Regardless of her search results, Caroline told her doctor, three of them in fact – a rheumatologist, a neurologist, and another “ologist.” None of them suggested she do anything about the mild symptoms. Then came a visit to the general practitioner who arranged for Caroline to visit a cardiologist. He performed some tests and sent her directly to the hospital, where she underwent open heart surgery three days later. Caroline had several blockages and came through the long surgery very well. Three days after the open heart work, Caroline is in a chair, eating regular food, attending to her own personal needs, and planning to go home a mere four days after surgery.

The surgery and recovery are remarkable – and Caroline tells us she feels great (except for the “discomfort” from the incisions and the few remaining tubes). That’s wonderful news and demonstrates clearly how effective our health system is at solving real physical problems.

But, what about all those specialists who failed to detect a problem – even when their patient complained of shortness of breath, discomfort in her arm that radiated downward, and sore teeth?

Any one of those discomforts are clear symptoms of coronary disease. They should be taken seriously, but they weren’t. The good news is that one doctor finally thought enough to call in a heart specialist to at least rule out anything serious. The findings were serious. The patient needed immediate surgery. The outcome so far is good and so is the prognosis.
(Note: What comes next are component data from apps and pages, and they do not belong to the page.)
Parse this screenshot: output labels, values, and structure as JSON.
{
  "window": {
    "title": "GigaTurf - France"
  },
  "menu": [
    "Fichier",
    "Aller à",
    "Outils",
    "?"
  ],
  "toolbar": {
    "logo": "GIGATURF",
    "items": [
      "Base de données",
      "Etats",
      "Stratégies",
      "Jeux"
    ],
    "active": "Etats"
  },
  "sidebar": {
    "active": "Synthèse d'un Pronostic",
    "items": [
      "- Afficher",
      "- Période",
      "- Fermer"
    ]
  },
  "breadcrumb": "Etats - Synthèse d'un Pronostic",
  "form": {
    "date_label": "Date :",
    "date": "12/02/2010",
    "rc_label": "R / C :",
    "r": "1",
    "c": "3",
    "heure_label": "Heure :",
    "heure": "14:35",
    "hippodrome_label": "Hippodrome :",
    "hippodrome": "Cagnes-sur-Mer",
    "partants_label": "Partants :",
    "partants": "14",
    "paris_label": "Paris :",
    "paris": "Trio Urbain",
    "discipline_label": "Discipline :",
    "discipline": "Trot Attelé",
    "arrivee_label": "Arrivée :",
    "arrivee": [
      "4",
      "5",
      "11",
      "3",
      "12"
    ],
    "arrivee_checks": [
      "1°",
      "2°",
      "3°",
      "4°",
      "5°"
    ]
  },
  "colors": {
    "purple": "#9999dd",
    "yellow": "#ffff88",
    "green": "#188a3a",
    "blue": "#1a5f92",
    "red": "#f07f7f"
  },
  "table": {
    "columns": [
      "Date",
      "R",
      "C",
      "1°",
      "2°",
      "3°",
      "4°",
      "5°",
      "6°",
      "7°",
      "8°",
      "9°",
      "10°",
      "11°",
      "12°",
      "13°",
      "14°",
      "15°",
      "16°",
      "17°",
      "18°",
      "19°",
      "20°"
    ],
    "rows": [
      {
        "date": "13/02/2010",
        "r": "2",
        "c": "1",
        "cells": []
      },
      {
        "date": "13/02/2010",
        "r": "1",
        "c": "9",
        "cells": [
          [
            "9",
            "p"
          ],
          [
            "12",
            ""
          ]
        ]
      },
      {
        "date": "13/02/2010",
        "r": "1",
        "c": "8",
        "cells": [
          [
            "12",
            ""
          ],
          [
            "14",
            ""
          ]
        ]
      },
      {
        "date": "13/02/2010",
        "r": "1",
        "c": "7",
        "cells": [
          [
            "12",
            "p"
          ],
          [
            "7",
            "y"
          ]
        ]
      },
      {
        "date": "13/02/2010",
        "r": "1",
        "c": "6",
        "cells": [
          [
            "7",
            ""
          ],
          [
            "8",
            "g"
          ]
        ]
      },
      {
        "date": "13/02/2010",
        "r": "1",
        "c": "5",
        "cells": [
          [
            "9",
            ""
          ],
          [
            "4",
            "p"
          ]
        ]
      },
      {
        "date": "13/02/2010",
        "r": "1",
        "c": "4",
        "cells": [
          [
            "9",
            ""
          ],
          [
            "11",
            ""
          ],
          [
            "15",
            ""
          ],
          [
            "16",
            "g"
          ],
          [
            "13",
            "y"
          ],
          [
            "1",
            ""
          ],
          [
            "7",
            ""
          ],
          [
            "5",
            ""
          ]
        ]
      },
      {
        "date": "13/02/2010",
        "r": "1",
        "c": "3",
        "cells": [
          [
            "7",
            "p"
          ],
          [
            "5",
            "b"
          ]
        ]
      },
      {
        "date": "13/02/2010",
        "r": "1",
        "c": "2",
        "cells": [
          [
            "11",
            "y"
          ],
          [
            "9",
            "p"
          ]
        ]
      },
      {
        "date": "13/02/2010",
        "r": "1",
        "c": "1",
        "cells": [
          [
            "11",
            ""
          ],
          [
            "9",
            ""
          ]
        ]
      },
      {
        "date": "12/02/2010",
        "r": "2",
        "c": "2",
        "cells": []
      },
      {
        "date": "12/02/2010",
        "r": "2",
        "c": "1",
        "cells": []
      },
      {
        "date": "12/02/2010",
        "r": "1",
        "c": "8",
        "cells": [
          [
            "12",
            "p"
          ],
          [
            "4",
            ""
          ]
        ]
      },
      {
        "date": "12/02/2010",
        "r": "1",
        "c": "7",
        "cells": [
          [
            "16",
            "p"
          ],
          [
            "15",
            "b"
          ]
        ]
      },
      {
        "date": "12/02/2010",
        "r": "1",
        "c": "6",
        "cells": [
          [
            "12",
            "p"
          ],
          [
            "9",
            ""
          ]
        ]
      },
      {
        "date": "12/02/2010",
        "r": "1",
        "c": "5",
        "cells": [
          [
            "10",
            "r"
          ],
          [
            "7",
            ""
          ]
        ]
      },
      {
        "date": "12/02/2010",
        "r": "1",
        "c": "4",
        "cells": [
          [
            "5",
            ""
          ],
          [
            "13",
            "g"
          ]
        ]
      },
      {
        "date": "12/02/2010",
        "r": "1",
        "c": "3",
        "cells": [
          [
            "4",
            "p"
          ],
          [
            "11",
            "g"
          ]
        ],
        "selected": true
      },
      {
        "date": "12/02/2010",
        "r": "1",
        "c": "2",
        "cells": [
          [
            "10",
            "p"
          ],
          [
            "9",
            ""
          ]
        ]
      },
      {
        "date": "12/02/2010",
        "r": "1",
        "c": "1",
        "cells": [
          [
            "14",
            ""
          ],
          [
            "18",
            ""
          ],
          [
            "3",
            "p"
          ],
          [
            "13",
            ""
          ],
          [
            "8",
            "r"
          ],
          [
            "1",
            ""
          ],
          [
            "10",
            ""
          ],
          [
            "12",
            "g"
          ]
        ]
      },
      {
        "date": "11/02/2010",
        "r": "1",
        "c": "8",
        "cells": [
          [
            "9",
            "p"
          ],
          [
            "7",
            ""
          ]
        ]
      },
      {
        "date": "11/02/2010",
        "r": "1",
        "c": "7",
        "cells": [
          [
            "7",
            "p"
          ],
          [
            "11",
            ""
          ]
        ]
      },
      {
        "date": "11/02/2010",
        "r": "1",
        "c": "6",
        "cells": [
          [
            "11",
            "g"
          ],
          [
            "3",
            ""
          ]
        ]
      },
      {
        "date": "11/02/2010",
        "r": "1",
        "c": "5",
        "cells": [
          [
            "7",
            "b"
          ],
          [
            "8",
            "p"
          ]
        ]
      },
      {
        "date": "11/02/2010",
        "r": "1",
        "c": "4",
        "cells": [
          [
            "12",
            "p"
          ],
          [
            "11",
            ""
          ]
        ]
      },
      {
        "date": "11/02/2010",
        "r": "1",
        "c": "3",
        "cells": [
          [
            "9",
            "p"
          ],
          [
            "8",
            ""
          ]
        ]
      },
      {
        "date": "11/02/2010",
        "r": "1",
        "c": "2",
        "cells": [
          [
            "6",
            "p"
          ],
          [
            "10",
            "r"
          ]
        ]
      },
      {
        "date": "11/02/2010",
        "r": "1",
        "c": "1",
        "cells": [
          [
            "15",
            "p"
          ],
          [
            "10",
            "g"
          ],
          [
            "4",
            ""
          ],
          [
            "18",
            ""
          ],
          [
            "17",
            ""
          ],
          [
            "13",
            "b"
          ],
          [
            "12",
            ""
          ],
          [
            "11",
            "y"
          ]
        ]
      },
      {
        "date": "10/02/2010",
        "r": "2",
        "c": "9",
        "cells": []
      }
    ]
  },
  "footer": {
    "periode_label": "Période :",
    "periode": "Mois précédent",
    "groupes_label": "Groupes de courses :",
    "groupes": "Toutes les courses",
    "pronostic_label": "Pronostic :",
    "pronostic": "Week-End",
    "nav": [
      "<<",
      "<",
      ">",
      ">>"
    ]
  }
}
Is there anything that could have helped diagnose and handle Caroline’s problem before she was faced with a life-or-death decision about emergency surgery? Would the first doctor have done a better job if he had been paid less or worked more hours? Would the second doctor been more aware of a potential disaster if she had more education (she is already an “ologist”, a specialist with additional training)? How about the third doctor? Would he have been the one to step in to help if he had more testing equipment in his office? Together, would any of the first three done a better job if there was a single, national health system?

Of course, those are facetious comments. Basically, no system will ever insure that any one doctor – or any three in this case – will listen to their patient, do the right thing, and help maintain health. Instead, what we have is a compilation of laws and programs that complicate instead of improve our health.

From Caroline’s perspective, the first three doctors ought to be hauled before a professional review board, sanctioned, and probably have their licenses lifted. They all failed to do the right thing and Caroline could have died. In the end, however, hours of surgery, a gaggle of staff, and huge daily fees in a hospital resulted.

This is the mess we have now and I suspect it will get far worse – and I don’t expect we will ever see a shift towards better health, particularly from the systems, programs, drugs, and laws presently in charge.

That means each individual must stand up, understand their health, do their best to maintain it, and stop depending on anyone else to care enough to do anything for them.

Caroline’s tale proves this point. Three doctors, specialists, failed because they just didn’t care enough to listen and help.